Heart disease is running rampant in the United States. According to the Centers for Disease Control and Prevention (CDC), heart disease is the leading cause of death for both men and women in the US, accounting for one in every five deaths. As of 2020, nearly 700,000 Americans died from some form of heart disease.
High cholesterol can significantly raise your risk of developing heart disease and having a heart attack or stroke.
At Midwest Regional Health Services, our team of primary care doctors and specialists offers treatment options for our patients with hypertension and high cholesterol at our office in Omaha, Nebraska.
Cholesterol is a type of fat that helps the body manufacture things like healthy cell membranes, certain hormones, and vitamin D, among others.
The liver produces the cholesterol the body needs to function properly, but we also get cholesterol from food. Too much cholesterol can be harmful, especially when it’s in the form of low-density lipoprotein cholesterol (LDL-C), which is commonly referred to as "bad cholesterol."
When there’s too much LDL-C in your blood, it can accumulate on the walls of the arteries that supply blood to the heart and brain. Over time, this can lead to the formation of fatty deposits known as plaque, which can narrow and harden the arteries (atherosclerosis).
Atherosclerosis can reduce blood flow to the heart, causing chest pain or angina.
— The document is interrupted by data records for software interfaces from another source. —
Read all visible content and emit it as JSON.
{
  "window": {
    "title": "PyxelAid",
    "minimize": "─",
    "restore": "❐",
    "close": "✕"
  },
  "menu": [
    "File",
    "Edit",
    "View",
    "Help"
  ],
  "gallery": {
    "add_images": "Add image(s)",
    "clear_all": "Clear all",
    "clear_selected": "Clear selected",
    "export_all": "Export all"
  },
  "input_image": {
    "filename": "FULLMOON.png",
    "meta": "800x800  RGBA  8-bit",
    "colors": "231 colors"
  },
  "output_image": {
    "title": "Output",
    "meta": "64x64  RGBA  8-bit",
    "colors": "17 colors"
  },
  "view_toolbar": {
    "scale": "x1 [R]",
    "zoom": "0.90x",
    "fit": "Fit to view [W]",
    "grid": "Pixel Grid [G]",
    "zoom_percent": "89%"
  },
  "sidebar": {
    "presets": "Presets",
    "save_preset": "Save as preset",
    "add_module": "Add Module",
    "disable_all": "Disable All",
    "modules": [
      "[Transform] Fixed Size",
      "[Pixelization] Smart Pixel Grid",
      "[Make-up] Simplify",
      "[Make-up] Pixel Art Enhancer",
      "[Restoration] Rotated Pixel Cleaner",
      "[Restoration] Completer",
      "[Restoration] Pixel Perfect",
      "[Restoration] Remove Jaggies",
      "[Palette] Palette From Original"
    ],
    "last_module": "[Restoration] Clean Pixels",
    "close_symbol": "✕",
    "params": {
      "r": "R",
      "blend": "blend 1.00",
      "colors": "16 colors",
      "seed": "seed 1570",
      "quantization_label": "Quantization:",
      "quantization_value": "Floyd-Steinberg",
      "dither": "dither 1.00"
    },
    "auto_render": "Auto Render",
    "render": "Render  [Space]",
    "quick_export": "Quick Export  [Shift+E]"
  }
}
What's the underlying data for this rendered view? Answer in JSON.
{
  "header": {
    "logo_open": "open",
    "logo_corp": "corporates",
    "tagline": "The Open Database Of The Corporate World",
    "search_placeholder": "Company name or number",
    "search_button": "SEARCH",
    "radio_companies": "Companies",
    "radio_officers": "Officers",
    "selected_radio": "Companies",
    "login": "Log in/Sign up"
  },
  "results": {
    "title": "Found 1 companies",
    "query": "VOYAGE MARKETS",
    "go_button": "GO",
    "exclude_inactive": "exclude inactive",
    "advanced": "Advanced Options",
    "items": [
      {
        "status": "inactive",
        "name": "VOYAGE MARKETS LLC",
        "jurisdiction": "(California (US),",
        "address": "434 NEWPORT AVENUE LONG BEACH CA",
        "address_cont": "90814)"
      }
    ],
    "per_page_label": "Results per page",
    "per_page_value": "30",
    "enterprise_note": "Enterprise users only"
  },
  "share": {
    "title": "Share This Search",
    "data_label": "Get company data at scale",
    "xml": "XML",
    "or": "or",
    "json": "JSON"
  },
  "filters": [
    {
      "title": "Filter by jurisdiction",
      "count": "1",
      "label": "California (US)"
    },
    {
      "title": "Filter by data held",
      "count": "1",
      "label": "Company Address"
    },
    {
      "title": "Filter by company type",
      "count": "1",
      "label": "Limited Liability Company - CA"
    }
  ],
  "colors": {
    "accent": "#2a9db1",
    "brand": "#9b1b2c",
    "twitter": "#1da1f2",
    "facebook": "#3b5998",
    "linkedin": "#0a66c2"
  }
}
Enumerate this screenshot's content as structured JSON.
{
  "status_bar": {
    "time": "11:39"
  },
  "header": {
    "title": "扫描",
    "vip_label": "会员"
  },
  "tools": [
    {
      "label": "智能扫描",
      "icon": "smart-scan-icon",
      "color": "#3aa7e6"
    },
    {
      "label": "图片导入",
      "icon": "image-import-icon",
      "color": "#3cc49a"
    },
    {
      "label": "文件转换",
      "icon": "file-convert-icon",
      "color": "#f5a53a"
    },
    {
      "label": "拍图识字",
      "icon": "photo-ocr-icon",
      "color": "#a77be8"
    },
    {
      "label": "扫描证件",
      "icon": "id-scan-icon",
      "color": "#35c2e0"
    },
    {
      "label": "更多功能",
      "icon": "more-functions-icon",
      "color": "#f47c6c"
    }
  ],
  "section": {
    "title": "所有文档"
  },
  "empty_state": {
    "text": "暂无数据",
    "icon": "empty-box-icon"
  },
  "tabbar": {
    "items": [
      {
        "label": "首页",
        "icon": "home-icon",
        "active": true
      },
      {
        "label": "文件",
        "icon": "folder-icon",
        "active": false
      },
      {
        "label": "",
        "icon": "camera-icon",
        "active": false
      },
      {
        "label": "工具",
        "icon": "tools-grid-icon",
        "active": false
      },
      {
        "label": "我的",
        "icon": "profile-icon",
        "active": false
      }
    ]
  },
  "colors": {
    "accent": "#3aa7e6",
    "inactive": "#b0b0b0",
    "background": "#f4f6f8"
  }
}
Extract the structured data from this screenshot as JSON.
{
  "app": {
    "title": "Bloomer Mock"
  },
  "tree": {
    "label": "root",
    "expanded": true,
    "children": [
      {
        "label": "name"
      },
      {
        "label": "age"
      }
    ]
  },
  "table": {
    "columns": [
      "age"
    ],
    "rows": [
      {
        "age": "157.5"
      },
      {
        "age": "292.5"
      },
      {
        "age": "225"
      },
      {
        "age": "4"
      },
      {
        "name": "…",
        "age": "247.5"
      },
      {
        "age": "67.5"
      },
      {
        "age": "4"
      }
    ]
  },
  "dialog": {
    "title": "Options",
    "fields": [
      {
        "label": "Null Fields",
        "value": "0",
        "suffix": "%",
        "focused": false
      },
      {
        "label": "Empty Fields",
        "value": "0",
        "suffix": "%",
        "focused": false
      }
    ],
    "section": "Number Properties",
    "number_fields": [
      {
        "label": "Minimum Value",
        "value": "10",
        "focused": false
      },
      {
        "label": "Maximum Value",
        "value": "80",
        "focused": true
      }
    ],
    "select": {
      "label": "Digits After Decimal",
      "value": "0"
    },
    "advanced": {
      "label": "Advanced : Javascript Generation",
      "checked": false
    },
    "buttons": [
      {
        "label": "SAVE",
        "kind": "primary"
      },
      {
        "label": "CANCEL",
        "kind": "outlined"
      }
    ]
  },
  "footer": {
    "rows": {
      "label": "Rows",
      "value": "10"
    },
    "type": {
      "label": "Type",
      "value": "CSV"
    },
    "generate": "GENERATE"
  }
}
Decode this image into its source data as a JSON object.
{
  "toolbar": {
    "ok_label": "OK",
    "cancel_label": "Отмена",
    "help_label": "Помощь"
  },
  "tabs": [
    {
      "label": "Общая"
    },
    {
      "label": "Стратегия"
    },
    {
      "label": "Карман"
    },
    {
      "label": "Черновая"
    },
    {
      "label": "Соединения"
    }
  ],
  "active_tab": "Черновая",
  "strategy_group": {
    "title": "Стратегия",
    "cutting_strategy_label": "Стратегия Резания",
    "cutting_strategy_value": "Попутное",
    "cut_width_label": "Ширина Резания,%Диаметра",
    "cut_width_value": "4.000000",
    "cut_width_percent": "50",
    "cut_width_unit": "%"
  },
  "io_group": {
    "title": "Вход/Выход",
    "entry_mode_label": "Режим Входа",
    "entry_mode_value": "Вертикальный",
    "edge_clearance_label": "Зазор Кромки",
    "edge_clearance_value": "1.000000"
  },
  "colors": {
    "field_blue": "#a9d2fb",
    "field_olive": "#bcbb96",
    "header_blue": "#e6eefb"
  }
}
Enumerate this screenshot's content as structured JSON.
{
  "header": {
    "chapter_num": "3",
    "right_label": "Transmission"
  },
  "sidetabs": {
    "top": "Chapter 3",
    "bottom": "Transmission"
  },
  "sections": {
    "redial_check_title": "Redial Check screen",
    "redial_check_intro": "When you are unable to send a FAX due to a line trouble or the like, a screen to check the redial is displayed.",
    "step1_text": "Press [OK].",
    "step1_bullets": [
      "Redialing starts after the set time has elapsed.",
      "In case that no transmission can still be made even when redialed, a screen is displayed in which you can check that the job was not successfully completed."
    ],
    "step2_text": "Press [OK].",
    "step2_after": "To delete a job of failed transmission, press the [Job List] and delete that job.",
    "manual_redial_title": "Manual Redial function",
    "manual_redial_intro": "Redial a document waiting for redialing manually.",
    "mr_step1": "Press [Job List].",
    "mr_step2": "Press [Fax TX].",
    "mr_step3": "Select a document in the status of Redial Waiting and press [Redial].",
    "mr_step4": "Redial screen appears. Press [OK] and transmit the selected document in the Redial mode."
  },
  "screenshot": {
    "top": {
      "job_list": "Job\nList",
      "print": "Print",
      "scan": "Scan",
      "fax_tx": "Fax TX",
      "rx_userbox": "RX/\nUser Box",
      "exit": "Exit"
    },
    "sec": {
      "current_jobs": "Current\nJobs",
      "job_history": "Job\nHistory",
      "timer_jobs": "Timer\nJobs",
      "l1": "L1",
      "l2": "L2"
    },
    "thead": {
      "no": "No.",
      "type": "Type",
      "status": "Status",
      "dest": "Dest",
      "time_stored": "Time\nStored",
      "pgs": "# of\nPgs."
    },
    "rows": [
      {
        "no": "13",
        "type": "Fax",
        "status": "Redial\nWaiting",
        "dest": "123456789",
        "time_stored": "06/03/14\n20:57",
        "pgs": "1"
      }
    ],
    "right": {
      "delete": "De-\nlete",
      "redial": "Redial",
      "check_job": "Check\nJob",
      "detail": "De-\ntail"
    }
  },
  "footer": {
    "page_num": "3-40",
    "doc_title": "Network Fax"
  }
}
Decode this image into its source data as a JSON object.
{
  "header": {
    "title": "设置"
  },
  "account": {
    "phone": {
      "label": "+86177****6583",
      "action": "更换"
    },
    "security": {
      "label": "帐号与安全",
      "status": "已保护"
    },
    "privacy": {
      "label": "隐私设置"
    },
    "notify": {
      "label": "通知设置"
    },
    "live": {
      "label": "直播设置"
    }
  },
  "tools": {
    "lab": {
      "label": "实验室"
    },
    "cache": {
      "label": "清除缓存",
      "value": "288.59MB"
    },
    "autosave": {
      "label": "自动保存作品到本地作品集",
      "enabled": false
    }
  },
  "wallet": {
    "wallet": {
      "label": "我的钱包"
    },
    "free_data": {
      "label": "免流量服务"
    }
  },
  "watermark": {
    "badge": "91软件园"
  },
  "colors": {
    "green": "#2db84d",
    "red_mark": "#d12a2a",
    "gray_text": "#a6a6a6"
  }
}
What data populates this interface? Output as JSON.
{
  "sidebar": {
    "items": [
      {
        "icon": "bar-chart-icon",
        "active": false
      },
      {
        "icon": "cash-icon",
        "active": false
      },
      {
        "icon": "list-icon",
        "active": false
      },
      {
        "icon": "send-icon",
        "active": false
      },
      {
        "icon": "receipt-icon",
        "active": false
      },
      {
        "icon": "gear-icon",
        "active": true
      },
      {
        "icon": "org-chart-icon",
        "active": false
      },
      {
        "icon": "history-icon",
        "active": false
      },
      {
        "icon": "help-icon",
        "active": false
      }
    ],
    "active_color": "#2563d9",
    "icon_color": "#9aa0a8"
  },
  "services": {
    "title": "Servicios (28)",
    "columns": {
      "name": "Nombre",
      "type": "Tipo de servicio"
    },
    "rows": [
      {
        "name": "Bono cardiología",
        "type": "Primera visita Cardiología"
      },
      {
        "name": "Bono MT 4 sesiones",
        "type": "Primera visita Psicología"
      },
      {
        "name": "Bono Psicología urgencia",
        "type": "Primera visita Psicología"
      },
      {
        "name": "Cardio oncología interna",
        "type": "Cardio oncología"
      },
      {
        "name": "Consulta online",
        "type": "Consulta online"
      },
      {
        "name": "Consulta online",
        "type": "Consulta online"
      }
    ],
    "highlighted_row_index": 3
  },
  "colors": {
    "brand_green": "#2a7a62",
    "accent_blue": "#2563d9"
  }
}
When the blood flow is completely blocked, you can have a heart attack. When the blood flow to the brain is blocked, it can cause a stroke.
HDL cholesterol, on the other hand, commonly referred to as the "good" cholesterol, helps to flush out excess LDL cholesterol from the blood vessels.
Higher HDL levels can lower the risk of heart disease.
Heart disease includes coronary artery disease, heart failure, and arrhythmias.
Some common risk factors for heart disease are:
Prevention and early detection are crucial to lowering heart disease risk. Eating a healthy diet, getting regular exercise, not smoking, and managing any underlying health problems can help lower your risk of developing heart disease in the future.
Regular check-ups with a primary care doctor can also help detect heart disease early, when it’s usually most treatable.
Here are some natural ways to raise your HDL cholesterol levels:
Regular physical activity can help raise your HDL cholesterol levels.
Add healthy fats like olive oil, avocados, nuts, and seeds to your diet. Eating healthy fats can help to increase HDL cholesterol levels.
Eating foods high in soluble fiber such as oatmeal, beans, lentils, and fruits can help to increase HDL cholesterol levels.
Smoking lowers HDL cholesterol levels. Quitting smoking can help to increase your HDL cholesterol levels and improve your overall health.
Moderate alcohol consumption has been associated with increased HDL cholesterol levels. That said, excessive alcohol consumption can also have negative effects on your health and increase your risk of other health problems, like cancer and liver disease.
Losing weight can help to increase HDL cholesterol levels. If you’re overweight or obese, losing as little as 5% of your body weight can make a difference.
Keep in mind that genetics also plays a role in HDL cholesterol levels, and some people may have difficulty raising their HDL levels through lifestyle changes alone.
If you’re concerned about your HDL cholesterol levels and heart disease risk, we can help.
For more information about high cholesterol and heart disease risk and treatment, contact Midwest Regional Health Services today to schedule an appointment with one of our primary care specialists.